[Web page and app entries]
--------------------

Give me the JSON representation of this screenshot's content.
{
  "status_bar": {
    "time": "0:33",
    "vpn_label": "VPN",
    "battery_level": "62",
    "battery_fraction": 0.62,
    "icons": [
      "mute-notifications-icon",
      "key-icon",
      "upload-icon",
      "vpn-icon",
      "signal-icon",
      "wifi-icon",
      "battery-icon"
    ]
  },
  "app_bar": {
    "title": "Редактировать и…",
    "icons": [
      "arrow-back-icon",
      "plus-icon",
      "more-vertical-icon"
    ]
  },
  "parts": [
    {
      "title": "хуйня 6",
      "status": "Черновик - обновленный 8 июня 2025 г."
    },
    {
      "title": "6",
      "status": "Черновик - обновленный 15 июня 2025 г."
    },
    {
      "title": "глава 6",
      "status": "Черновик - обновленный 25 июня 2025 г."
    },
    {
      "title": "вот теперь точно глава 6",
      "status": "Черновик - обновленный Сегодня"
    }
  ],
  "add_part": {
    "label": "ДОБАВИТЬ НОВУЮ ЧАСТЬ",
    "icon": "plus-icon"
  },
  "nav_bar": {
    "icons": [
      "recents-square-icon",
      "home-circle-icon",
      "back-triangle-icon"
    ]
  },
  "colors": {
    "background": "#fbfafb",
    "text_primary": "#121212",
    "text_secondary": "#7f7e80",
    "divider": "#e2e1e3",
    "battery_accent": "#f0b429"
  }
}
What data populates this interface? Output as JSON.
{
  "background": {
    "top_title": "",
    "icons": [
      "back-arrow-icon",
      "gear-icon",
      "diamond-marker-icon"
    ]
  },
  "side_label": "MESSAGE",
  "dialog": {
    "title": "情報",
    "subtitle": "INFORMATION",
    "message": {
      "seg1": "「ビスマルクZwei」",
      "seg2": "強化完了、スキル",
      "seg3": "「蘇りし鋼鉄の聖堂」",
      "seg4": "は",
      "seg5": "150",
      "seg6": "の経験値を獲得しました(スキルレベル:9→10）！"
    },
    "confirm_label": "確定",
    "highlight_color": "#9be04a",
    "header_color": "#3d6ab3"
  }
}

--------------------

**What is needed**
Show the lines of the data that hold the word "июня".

**Solution for this task**
      "status": "Черновик - обновленный 8 июня 2025 г."
      "status": "Черновик - обновленный 15 июня 2025 г."
      "status": "Черновик - обновленный 25 июня 2025 г."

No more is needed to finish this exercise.